====== Supplied entries ======

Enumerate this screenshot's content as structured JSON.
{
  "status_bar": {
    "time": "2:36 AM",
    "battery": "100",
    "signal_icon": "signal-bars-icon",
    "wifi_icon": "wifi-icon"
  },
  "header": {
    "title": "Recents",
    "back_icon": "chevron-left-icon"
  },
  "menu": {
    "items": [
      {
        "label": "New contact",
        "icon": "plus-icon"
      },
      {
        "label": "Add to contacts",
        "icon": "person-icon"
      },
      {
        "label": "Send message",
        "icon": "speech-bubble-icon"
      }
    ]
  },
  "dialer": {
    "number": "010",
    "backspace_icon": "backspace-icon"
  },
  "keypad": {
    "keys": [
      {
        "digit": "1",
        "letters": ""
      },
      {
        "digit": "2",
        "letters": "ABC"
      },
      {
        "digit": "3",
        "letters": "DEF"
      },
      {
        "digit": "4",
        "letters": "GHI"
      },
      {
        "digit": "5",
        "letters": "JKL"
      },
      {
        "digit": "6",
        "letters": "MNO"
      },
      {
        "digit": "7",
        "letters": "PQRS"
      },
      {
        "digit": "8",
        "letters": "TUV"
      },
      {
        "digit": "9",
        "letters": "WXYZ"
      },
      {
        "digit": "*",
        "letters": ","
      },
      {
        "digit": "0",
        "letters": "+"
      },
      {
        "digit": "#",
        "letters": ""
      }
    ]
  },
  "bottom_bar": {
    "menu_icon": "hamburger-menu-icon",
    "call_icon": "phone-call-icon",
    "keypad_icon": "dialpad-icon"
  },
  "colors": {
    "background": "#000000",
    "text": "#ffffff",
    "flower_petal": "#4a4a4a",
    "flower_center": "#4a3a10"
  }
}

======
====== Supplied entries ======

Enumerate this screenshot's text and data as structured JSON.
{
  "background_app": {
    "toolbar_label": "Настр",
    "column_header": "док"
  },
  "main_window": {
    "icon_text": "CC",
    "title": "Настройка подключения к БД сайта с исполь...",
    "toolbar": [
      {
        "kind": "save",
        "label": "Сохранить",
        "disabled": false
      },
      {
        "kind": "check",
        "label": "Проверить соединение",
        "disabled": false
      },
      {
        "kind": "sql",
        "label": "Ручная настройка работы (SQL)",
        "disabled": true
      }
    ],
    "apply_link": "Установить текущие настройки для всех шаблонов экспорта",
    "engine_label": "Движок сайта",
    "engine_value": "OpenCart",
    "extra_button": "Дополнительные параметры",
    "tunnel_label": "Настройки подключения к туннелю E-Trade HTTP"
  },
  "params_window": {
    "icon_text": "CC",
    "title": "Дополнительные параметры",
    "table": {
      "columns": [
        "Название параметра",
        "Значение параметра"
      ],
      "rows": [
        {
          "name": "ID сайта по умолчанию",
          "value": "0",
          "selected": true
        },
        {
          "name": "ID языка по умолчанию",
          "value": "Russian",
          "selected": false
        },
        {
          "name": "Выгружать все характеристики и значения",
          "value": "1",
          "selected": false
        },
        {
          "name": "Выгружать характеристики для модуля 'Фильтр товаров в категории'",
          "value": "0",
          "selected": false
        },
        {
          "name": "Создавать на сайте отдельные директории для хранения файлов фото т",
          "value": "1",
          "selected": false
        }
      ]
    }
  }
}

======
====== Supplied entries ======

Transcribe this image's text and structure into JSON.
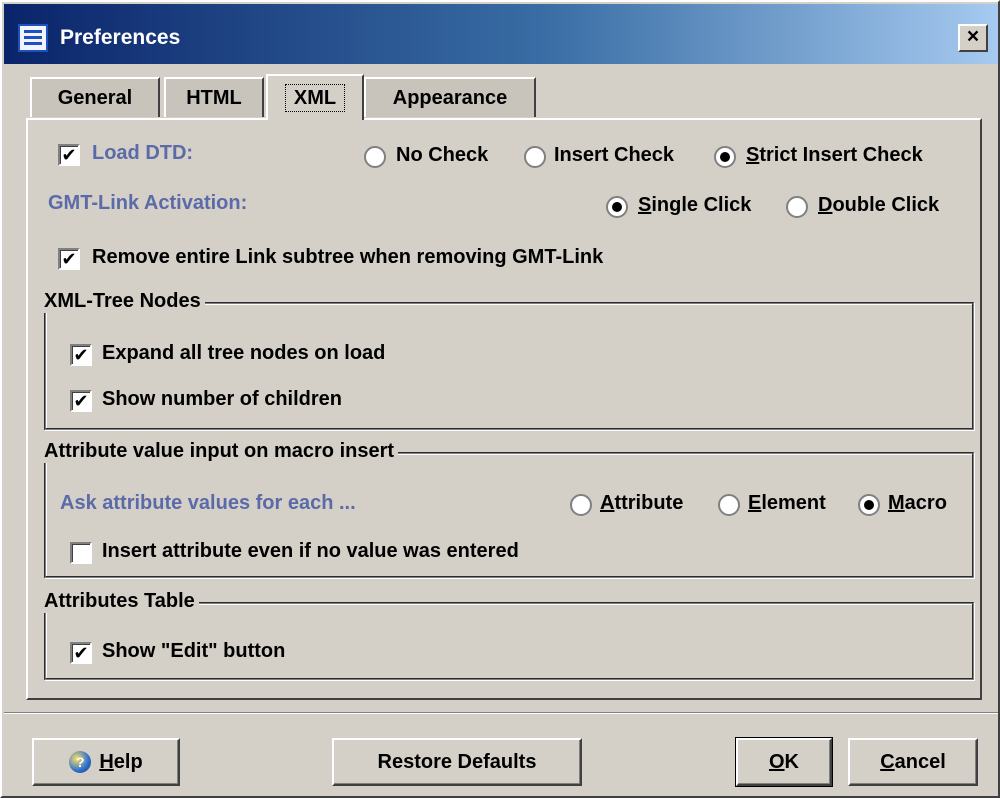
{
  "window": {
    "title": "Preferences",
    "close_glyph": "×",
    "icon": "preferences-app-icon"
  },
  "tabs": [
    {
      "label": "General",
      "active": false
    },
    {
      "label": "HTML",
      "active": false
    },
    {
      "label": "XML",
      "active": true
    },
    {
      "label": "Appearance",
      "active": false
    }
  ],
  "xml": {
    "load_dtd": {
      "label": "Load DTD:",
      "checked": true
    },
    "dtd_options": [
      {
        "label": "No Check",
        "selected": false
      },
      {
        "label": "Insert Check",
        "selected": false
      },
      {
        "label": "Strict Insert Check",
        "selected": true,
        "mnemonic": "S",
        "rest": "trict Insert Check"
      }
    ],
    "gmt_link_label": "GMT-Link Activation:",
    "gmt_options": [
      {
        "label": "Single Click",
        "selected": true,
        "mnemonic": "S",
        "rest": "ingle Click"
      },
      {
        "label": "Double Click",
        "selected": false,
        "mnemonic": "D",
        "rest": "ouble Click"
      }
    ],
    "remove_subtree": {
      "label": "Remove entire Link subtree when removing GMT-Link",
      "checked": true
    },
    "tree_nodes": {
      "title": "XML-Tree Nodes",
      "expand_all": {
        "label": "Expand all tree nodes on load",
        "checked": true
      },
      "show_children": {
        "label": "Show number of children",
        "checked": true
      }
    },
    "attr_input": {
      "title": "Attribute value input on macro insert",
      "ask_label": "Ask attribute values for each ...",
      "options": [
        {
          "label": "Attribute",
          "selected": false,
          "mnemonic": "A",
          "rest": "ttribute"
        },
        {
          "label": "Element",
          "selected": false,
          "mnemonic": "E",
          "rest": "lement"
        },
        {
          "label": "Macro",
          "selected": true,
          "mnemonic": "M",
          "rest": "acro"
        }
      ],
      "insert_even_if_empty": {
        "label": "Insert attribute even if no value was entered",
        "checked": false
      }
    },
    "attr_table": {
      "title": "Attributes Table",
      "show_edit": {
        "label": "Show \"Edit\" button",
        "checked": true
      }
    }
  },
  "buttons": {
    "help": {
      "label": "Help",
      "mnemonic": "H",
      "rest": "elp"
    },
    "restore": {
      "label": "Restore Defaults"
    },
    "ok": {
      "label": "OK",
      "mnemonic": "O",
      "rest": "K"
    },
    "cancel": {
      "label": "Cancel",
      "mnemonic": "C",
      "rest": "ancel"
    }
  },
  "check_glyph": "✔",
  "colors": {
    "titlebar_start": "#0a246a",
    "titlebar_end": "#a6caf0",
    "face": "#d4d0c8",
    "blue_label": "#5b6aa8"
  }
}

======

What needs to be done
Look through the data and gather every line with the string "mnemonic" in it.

Task response
        "mnemonic": "S",
        "mnemonic": "S",
        "mnemonic": "D",
          "mnemonic": "A",
          "mnemonic": "E",
          "mnemonic": "M",
      "mnemonic": "H",
      "mnemonic": "O",
      "mnemonic": "C",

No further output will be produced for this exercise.